The weather has been teasing us lately; but at LN, we’re hoping a new spring look is just the thing to make the warm weather come a little more quickly. We asked tarte makeup artist Erin Griffin how to make the transition. Griffin is a 10-year industry veteran who has done makeup for Miami Swim Week and the Oscar de la Renta show. She also has worked behind the scenes for the likes of Lady Antebellum and The Voice winner Casadee Pope.
To get you in the mood for this Sunday's 86th Annual Academy Awards, we have LN's longtime movie critic, Debbie Baldwin, comparing notes with Brandon LaMew, who's been ranked No. 15 among Netflix's top film reviewers worldwide.
Considering the options at the megaplex, it may be wise to stay in this weekend and rent a movie. Here's a list of what's out:
To be perfectly honest, I’m a fan of young romance: I’m a fan of romantic comedies, I’m a fan of straight-up comedies, and I’m even a fan of Neanderthal male-bonding buddy movies. This is none of those.
Craig and Nancy Schnuck, Barbara and Oscar Horan
So Super Bowl weekend is upon us. As in years past, tradition at the Muyco-Tobin household dictates that the man of the house gets waited on hand and foot. (Before some of you ladies protest, rest assured that Mr. Tobin returns the favor come Oscar night.)
Well, we are mid-awards season—an underwhelming awards season at that—and we’re finally through January, notoriously the worst month of the year for movies. It’s gray outside and grim in the cineplex. Nevertheless, refusing to give up on a Hollywood that seems to have done nothing but disappoint over the past year, we look to the future. We cling to the hope that when the new buds appear, so will a new crop of movies--a bountiful harvest of action, comedy, drama and suspense. So, renew your Netflix account and Hulu Plus for the next couple of weeks, and then get excited to go to the movies.
Is it me? Maybe it’s me. Perhaps I’ve gotten jaded over the years. Then again, maybe it’s just a really crummy year for movies. Sure, there were a few bright spots; but overall, disappointing is the word that sums it up. Let’s take it from the top…
So, with all the Oscar hopefuls out, as well as some pretty decent mainstream movies, a big box-office opening went largely unnoticed: Well, largely unnoticed by the public, not the critics. The Legend of Hercules had high hopes the young male demographic would turn out in droves to see the mythological hero on the big screen—and even a few female fans of Twilight’s Kellan Lutz, who plays the title role. Hopes were dashed last weekend as the only thing legendary about the movie was its flop.
Well, the weather outside may still be frightful, so this weekend may be perfect for popping some popcorn and settling in with a good film. The list of recommendations is short, but there’s something for everyone. I’m skipping what’s popular and just going with what’s good.
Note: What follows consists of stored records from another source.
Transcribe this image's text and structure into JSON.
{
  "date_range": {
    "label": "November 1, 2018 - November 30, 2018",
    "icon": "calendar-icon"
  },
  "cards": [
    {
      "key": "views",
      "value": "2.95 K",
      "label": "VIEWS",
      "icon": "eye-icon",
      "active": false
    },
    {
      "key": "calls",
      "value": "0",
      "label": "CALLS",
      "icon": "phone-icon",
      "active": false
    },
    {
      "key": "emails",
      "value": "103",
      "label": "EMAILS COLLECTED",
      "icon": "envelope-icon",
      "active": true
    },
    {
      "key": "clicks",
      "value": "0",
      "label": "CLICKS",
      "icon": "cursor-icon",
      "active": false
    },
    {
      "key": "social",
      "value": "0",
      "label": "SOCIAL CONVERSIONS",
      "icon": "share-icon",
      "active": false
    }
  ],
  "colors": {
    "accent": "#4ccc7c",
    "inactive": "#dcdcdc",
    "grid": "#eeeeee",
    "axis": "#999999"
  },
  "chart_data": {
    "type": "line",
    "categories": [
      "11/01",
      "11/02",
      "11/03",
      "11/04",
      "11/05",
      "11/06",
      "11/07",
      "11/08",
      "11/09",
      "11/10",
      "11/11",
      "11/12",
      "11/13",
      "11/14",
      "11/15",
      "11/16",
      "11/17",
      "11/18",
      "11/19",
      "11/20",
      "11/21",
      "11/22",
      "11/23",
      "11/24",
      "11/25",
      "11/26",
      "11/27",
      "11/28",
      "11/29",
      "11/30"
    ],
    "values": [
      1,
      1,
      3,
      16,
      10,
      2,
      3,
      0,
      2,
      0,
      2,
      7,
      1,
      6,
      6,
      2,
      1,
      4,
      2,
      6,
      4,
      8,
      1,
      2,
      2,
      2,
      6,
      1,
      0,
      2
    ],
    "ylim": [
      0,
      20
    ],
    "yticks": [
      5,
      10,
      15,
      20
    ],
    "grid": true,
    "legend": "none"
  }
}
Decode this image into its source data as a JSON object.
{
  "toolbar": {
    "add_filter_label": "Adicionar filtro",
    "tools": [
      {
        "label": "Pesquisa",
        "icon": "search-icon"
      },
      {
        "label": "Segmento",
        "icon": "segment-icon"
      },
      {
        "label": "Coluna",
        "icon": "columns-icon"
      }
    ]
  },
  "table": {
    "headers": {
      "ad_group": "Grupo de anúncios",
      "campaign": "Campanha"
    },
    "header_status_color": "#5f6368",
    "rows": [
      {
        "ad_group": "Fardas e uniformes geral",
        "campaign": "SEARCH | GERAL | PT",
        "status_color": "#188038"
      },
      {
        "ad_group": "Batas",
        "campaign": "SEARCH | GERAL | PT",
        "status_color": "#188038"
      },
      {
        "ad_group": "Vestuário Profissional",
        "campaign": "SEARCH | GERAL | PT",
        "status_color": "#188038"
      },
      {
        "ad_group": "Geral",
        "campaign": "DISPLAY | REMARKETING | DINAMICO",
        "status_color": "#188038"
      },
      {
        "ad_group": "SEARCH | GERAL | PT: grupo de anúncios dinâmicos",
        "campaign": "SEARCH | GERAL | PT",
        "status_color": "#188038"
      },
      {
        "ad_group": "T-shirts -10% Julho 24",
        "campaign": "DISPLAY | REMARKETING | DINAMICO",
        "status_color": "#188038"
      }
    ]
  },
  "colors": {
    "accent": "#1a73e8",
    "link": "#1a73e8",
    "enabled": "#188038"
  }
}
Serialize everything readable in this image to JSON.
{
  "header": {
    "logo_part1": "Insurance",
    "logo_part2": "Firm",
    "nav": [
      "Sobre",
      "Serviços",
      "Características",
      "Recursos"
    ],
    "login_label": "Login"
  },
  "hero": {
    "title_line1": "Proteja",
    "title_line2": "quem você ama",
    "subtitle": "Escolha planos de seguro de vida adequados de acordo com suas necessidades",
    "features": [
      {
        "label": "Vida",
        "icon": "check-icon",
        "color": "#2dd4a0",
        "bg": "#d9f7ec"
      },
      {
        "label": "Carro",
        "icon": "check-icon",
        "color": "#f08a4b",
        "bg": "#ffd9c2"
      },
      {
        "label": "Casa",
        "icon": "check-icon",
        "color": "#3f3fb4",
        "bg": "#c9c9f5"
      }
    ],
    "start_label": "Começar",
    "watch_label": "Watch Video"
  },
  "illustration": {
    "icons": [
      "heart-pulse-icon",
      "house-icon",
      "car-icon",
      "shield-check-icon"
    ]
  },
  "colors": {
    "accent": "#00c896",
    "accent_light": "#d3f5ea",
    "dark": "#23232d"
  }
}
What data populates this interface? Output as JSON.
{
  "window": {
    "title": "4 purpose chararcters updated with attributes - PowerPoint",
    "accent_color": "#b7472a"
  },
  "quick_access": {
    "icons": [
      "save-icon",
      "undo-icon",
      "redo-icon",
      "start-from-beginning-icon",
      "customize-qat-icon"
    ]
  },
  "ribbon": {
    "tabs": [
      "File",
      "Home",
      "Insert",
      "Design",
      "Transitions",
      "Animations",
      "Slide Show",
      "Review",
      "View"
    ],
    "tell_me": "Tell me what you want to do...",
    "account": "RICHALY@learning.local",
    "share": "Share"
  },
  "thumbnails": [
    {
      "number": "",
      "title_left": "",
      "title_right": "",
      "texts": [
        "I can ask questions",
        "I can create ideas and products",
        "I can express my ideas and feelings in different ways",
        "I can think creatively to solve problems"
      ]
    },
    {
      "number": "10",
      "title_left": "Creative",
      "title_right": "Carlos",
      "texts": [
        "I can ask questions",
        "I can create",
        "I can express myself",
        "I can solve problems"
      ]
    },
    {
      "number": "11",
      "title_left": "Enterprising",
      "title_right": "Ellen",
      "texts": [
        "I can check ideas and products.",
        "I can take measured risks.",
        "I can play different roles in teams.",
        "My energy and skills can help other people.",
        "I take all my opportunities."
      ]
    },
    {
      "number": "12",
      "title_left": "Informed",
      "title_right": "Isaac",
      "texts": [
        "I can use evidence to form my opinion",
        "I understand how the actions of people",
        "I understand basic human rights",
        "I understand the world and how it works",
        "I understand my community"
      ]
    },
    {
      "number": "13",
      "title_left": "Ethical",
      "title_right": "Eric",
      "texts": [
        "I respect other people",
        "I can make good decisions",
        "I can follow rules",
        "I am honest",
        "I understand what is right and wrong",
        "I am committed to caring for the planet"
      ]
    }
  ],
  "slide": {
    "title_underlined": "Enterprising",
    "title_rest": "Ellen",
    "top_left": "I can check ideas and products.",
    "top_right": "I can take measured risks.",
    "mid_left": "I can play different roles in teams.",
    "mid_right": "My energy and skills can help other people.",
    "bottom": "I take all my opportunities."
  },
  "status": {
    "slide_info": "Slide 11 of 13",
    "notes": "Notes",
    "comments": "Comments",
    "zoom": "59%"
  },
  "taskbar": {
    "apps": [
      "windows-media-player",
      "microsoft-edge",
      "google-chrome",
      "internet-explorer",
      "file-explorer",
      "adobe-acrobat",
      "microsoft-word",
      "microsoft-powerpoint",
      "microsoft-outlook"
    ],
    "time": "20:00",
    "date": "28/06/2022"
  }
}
There is no questioning the fact that Joel and Ethan Coen have secured their chapter in the annals of filmmaking. Their command of comedy, irony, satire, interpersonal relationships and character is staggering. They may strike out on occasion but they always swing for the fence; this film is no exception.